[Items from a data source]
————————

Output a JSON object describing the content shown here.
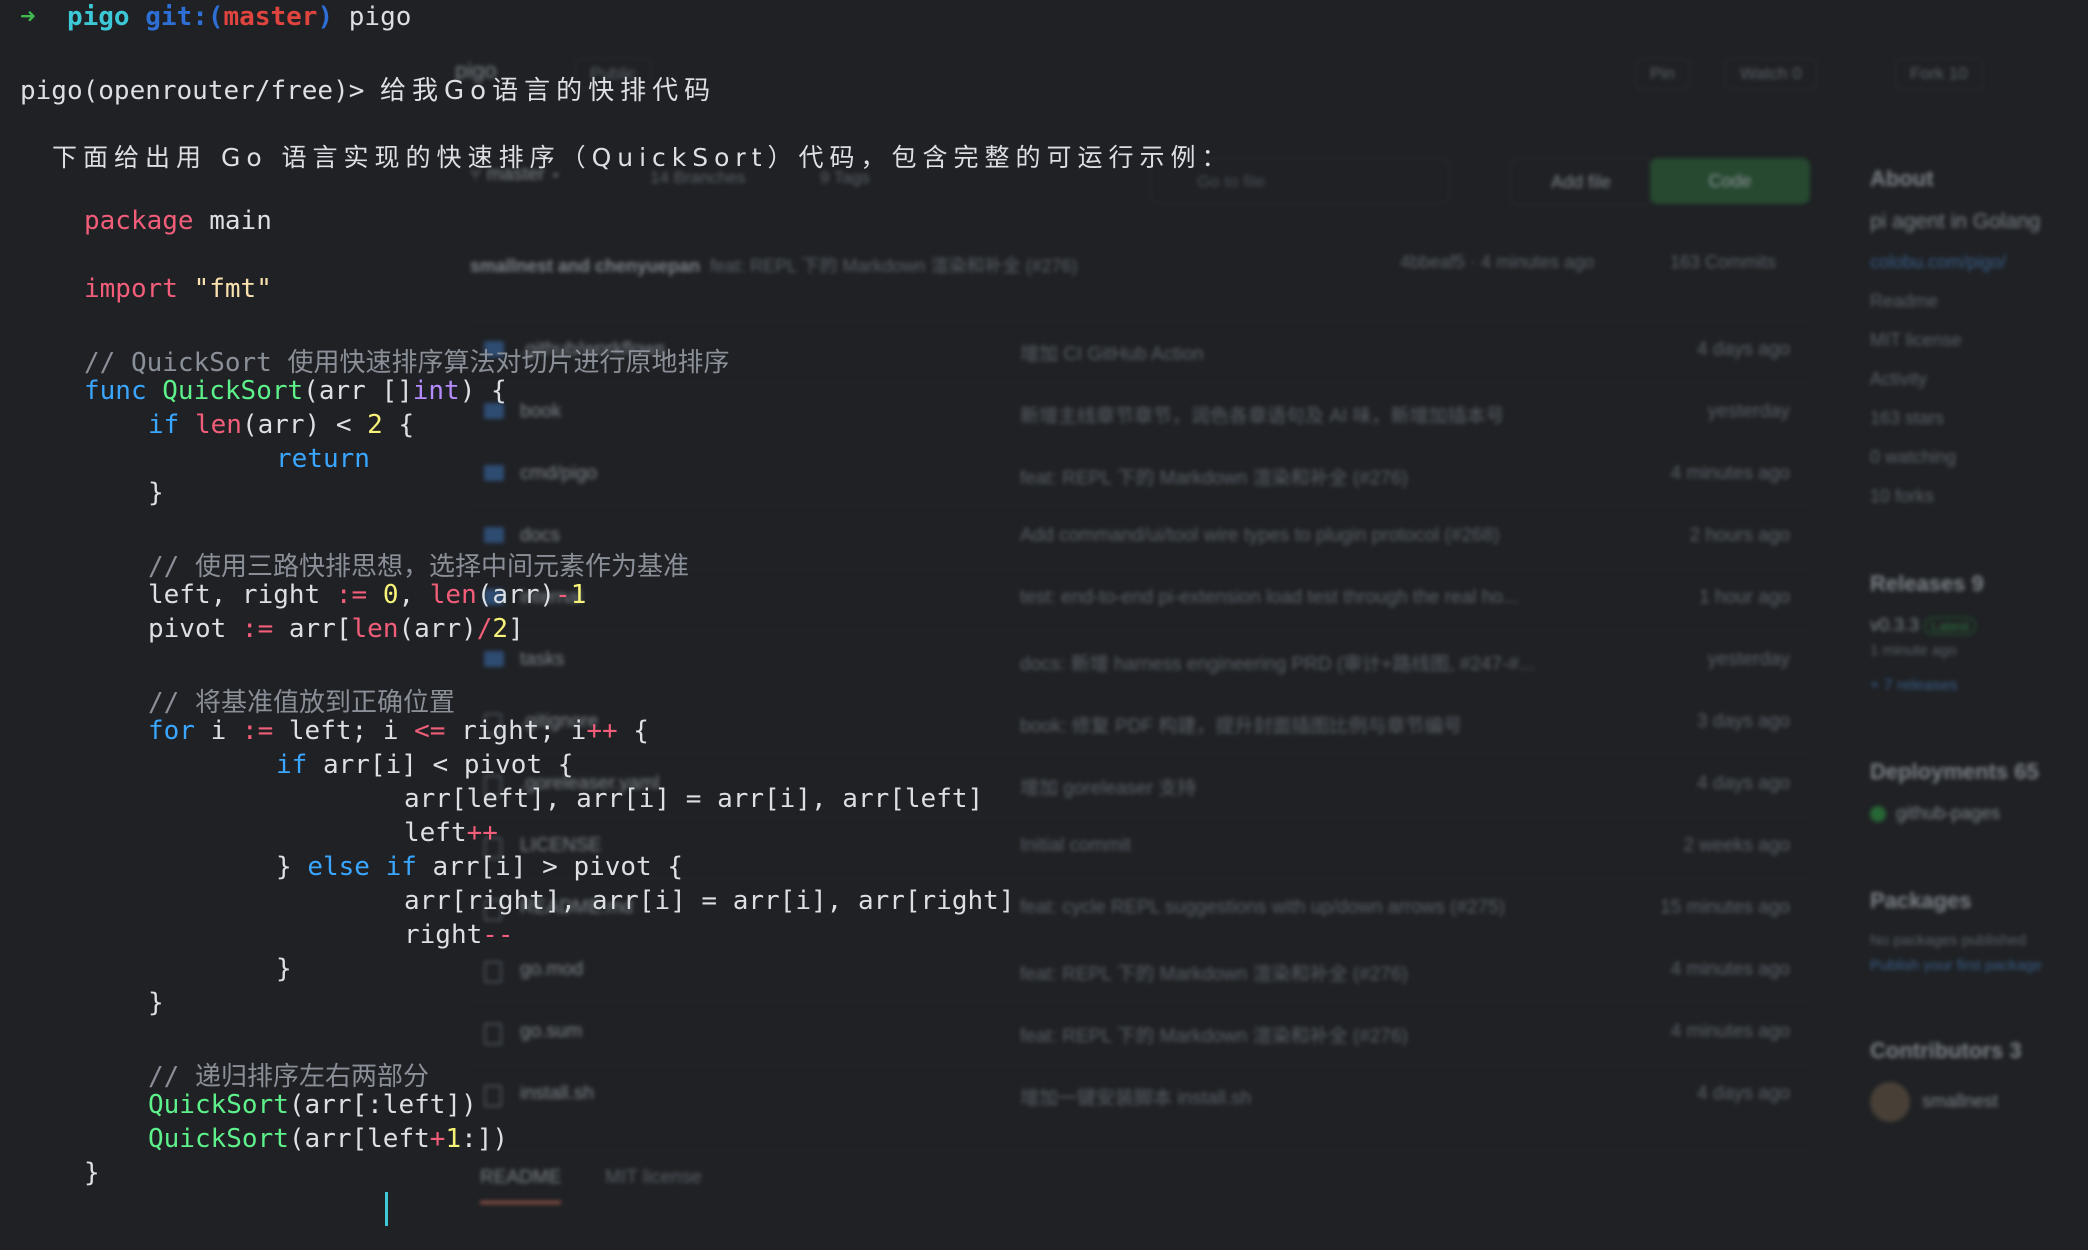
{
  "github": {
    "owner": "pigo",
    "visibility": "Public",
    "pin_label": "Pin",
    "watch_label": "Watch",
    "watch_count": "0",
    "fork_label": "Fork",
    "fork_count": "10",
    "branch": "master",
    "branches": "14 Branches",
    "tags": "9 Tags",
    "search_placeholder": "Go to file",
    "add_file": "Add file",
    "code_button": "Code",
    "commit": {
      "authors": "smallnest and chenyuepan",
      "message": "feat: REPL 下的 Markdown 渲染和补全 (#276)",
      "hash": "4bbeaf5 · 4 minutes ago",
      "count": "163 Commits"
    },
    "files": [
      {
        "name": ".github/workflows",
        "type": "dir",
        "msg": "增加 CI GitHub Action",
        "time": "4 days ago"
      },
      {
        "name": "book",
        "type": "dir",
        "msg": "新增主线章节章节，润色各章语句及 AI 味，新增加插本号",
        "time": "yesterday"
      },
      {
        "name": "cmd/pigo",
        "type": "dir",
        "msg": "feat: REPL 下的 Markdown 渲染和补全 (#276)",
        "time": "4 minutes ago"
      },
      {
        "name": "docs",
        "type": "dir",
        "msg": "Add command/ui/tool wire types to plugin protocol (#268)",
        "time": "2 hours ago"
      },
      {
        "name": "internal",
        "type": "dir",
        "msg": "test: end-to-end pi-extension load test through the real ho...",
        "time": "1 hour ago"
      },
      {
        "name": "tasks",
        "type": "dir",
        "msg": "docs: 新增 harness engineering PRD (审计+路线图, #247-#...",
        "time": "yesterday"
      },
      {
        "name": ".gitignore",
        "type": "file",
        "msg": "book: 修复 PDF 构建，提升封面插图比例与章节编号",
        "time": "3 days ago"
      },
      {
        "name": ".goreleaser.yaml",
        "type": "file",
        "msg": "增加 goreleaser 支持",
        "time": "4 days ago"
      },
      {
        "name": "LICENSE",
        "type": "file",
        "msg": "Initial commit",
        "time": "2 weeks ago"
      },
      {
        "name": "README.md",
        "type": "file",
        "msg": "feat: cycle REPL suggestions with up/down arrows (#275)",
        "time": "15 minutes ago"
      },
      {
        "name": "go.mod",
        "type": "file",
        "msg": "feat: REPL 下的 Markdown 渲染和补全 (#276)",
        "time": "4 minutes ago"
      },
      {
        "name": "go.sum",
        "type": "file",
        "msg": "feat: REPL 下的 Markdown 渲染和补全 (#276)",
        "time": "4 minutes ago"
      },
      {
        "name": "install.sh",
        "type": "file",
        "msg": "增加一键安装脚本 install.sh",
        "time": "4 days ago"
      }
    ],
    "readme_tab": "README",
    "license_tab": "MIT license",
    "sidebar": {
      "about_title": "About",
      "description": "pi agent in Golang",
      "link": "colobu.com/pigo/",
      "readme": "Readme",
      "license": "MIT license",
      "activity": "Activity",
      "stars": "163 stars",
      "watching": "0 watching",
      "forks": "10 forks",
      "releases_title": "Releases 9",
      "release_tag": "v0.3.3",
      "release_latest": "Latest",
      "release_time": "1 minute ago",
      "more_releases": "+ 7 releases",
      "deployments_title": "Deployments 65",
      "deployment": "github-pages",
      "packages_title": "Packages",
      "packages_empty": "No packages published",
      "packages_link": "Publish your first package",
      "contributors_title": "Contributors 3",
      "contributor": "smallnest"
    }
  },
  "terminal": {
    "prompt_arrow": "➜",
    "prompt_dir": "pigo",
    "prompt_git": "git:(",
    "prompt_branch": "master",
    "prompt_git_close": ")",
    "prompt_command": "pigo",
    "repl_prompt": "pigo(openrouter/free)> ",
    "user_query": "给我Go语言的快排代码",
    "response_intro": "下面给出用 Go 语言实现的快速排序（QuickSort）代码，包含完整的可运行示例：",
    "code": {
      "l1_kw": "package",
      "l1_rest": " main",
      "l2_kw": "import",
      "l2_str": "\"fmt\"",
      "c1": "// QuickSort 使用快速排序算法对切片进行原地排序",
      "func_kw": "func",
      "func_name": "QuickSort",
      "func_params_open": "(arr []",
      "func_type": "int",
      "func_params_close": ") {",
      "if_kw": "if",
      "len_fn": "len",
      "if_rest_a": "(arr) < ",
      "if_num": "2",
      "if_rest_b": " {",
      "return_kw": "return",
      "close_brace": "}",
      "c2": "// 使用三路快排思想，选择中间元素作为基准",
      "lr_a": "left, right ",
      "assign_op": ":=",
      "lr_num0": "0",
      "lr_b": ", ",
      "lr_len": "len",
      "lr_c": "(arr)",
      "minus": "-",
      "one": "1",
      "pivot_a": "pivot ",
      "pivot_b": " arr[",
      "pivot_len": "len",
      "pivot_c": "(arr)",
      "slash": "/",
      "two": "2",
      "pivot_d": "]",
      "c3": "// 将基准值放到正确位置",
      "for_kw": "for",
      "for_a": " i ",
      "for_b": " left; i ",
      "le_op": "<=",
      "for_c": " right; i",
      "inc_op": "++",
      "for_d": " {",
      "if2_a": " arr[i] < pivot {",
      "swap1": "arr[left], arr[i] = arr[i], arr[left]",
      "left_var": "left",
      "else_kw": "} ",
      "else_word": "else",
      "else_if": " if",
      "else_rest": " arr[i] > pivot {",
      "swap2": "arr[right], arr[i] = arr[i], arr[right]",
      "right_var": "right",
      "dec_op": "--",
      "c4": "// 递归排序左右两部分",
      "rec1_fn": "QuickSort",
      "rec1_arg": "(arr[:left])",
      "rec2_fn": "QuickSort",
      "rec2_a": "(arr[left",
      "plus": "+",
      "rec2_num": "1",
      "rec2_b": ":])"
    }
  }
}
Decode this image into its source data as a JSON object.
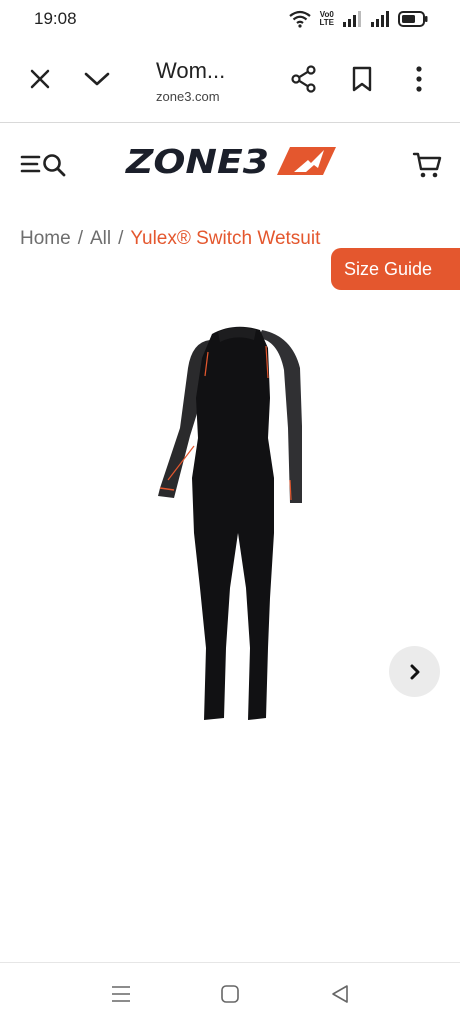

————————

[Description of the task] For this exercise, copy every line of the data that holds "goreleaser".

[Answer to this task]
        "name": ".goreleaser.yaml",
        "msg": "增加 goreleaser 支持",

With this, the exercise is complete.